» What you need to do:
Check every line below for the word "background" and copy the ones that have it.

» Given data:
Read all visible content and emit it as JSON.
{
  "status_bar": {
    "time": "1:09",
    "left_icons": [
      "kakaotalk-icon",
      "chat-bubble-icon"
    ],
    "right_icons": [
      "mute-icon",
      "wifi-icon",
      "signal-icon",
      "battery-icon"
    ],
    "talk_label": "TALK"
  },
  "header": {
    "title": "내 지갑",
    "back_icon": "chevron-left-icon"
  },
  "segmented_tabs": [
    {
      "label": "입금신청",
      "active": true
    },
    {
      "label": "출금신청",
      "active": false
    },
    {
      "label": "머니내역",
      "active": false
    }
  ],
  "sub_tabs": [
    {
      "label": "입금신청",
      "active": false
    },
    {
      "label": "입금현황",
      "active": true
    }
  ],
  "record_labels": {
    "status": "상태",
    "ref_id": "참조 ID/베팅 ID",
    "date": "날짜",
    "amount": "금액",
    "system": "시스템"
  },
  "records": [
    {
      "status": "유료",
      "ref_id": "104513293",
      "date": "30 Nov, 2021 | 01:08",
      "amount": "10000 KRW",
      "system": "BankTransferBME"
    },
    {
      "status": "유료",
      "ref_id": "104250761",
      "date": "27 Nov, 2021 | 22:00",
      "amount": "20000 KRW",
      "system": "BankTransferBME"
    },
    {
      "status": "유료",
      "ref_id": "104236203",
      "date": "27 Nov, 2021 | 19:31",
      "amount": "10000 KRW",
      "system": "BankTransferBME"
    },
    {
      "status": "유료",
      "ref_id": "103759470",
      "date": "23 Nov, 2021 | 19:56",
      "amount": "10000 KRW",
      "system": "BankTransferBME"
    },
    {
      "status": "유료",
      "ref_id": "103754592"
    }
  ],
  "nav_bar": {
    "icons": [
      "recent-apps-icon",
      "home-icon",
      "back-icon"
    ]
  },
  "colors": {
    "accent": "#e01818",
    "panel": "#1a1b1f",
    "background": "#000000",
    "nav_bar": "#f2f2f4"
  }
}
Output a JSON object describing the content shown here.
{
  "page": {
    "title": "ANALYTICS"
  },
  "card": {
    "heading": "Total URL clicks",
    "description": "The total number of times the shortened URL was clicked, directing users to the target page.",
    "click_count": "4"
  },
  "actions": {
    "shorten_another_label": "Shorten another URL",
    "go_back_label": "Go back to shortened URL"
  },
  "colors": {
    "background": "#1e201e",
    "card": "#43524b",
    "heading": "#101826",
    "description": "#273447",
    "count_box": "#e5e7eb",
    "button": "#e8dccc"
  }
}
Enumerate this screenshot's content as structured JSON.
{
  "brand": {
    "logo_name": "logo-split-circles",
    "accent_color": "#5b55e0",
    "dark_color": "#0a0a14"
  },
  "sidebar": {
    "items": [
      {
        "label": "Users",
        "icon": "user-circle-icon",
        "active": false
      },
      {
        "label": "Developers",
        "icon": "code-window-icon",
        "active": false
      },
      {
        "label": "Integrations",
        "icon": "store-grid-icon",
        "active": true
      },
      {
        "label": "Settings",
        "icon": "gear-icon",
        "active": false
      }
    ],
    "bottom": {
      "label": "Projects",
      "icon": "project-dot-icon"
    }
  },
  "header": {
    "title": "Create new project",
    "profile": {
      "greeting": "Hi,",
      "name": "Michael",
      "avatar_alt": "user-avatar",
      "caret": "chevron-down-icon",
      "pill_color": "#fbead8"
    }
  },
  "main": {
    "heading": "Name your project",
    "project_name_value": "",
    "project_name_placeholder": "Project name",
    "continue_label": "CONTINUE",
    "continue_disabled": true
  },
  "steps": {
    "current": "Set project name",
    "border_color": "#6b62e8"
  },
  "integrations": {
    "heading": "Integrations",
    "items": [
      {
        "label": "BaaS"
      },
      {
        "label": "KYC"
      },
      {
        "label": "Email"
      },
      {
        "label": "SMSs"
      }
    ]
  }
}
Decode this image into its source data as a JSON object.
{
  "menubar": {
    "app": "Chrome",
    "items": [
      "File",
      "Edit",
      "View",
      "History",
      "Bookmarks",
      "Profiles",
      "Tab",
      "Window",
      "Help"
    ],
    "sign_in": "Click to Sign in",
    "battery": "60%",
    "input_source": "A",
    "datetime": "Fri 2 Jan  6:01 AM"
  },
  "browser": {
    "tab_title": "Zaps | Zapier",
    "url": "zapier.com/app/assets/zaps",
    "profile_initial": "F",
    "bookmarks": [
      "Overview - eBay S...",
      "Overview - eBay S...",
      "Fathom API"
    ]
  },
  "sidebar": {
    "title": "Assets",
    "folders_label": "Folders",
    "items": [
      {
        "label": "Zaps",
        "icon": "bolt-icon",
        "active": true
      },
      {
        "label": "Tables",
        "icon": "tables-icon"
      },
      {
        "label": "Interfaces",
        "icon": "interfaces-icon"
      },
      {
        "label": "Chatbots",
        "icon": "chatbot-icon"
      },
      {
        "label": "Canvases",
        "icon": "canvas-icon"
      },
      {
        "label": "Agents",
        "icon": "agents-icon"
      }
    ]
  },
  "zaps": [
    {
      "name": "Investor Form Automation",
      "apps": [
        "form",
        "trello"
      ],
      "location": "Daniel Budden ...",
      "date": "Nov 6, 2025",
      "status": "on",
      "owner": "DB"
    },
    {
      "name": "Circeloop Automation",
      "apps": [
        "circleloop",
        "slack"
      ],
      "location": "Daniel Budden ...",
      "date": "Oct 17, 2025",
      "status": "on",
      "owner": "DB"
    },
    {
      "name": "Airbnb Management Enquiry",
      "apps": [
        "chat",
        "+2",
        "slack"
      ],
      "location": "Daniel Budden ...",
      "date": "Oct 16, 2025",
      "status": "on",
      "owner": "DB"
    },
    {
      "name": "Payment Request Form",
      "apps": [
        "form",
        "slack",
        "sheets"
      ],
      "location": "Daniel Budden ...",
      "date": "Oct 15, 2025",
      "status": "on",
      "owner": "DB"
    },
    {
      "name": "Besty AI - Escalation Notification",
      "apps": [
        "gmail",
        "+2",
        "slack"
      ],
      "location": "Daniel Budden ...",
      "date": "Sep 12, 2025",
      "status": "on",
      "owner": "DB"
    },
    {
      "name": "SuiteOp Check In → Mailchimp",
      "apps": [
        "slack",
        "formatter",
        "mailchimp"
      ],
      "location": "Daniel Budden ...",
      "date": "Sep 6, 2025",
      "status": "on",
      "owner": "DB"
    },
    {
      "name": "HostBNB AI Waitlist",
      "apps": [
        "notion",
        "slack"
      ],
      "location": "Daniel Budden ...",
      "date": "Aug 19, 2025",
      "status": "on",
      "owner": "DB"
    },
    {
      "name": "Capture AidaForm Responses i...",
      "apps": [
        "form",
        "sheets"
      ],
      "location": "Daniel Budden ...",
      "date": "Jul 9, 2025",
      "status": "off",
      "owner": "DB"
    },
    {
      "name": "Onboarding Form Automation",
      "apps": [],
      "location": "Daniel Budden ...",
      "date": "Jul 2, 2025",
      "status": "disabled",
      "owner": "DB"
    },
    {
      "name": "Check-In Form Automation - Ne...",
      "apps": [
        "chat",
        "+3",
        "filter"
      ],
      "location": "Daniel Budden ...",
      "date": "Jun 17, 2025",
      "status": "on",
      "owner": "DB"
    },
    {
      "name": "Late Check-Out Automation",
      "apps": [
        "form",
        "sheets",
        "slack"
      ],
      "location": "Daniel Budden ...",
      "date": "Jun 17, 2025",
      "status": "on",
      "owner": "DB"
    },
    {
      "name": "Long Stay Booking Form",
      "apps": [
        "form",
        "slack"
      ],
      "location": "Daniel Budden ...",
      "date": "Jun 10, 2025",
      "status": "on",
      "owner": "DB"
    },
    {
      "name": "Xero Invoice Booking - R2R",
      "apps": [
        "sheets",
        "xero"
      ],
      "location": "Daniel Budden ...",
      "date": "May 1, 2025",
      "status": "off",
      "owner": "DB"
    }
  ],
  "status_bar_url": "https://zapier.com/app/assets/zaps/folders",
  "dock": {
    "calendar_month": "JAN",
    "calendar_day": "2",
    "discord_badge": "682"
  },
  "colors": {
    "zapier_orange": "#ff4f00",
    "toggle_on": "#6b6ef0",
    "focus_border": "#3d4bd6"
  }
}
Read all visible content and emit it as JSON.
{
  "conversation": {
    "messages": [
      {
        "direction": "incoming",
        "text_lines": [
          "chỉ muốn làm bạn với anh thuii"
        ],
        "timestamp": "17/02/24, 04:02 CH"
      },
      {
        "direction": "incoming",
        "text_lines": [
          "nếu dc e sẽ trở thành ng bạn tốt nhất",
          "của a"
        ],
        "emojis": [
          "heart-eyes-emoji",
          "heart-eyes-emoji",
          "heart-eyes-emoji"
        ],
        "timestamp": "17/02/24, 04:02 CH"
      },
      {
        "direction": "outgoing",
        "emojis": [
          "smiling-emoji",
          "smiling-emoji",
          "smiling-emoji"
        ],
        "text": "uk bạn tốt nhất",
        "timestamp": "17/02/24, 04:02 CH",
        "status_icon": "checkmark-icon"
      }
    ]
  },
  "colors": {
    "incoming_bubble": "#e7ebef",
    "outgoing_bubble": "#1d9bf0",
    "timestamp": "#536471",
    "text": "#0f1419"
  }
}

» Task result:
    "background": "#000000",
    "background": "#1e201e",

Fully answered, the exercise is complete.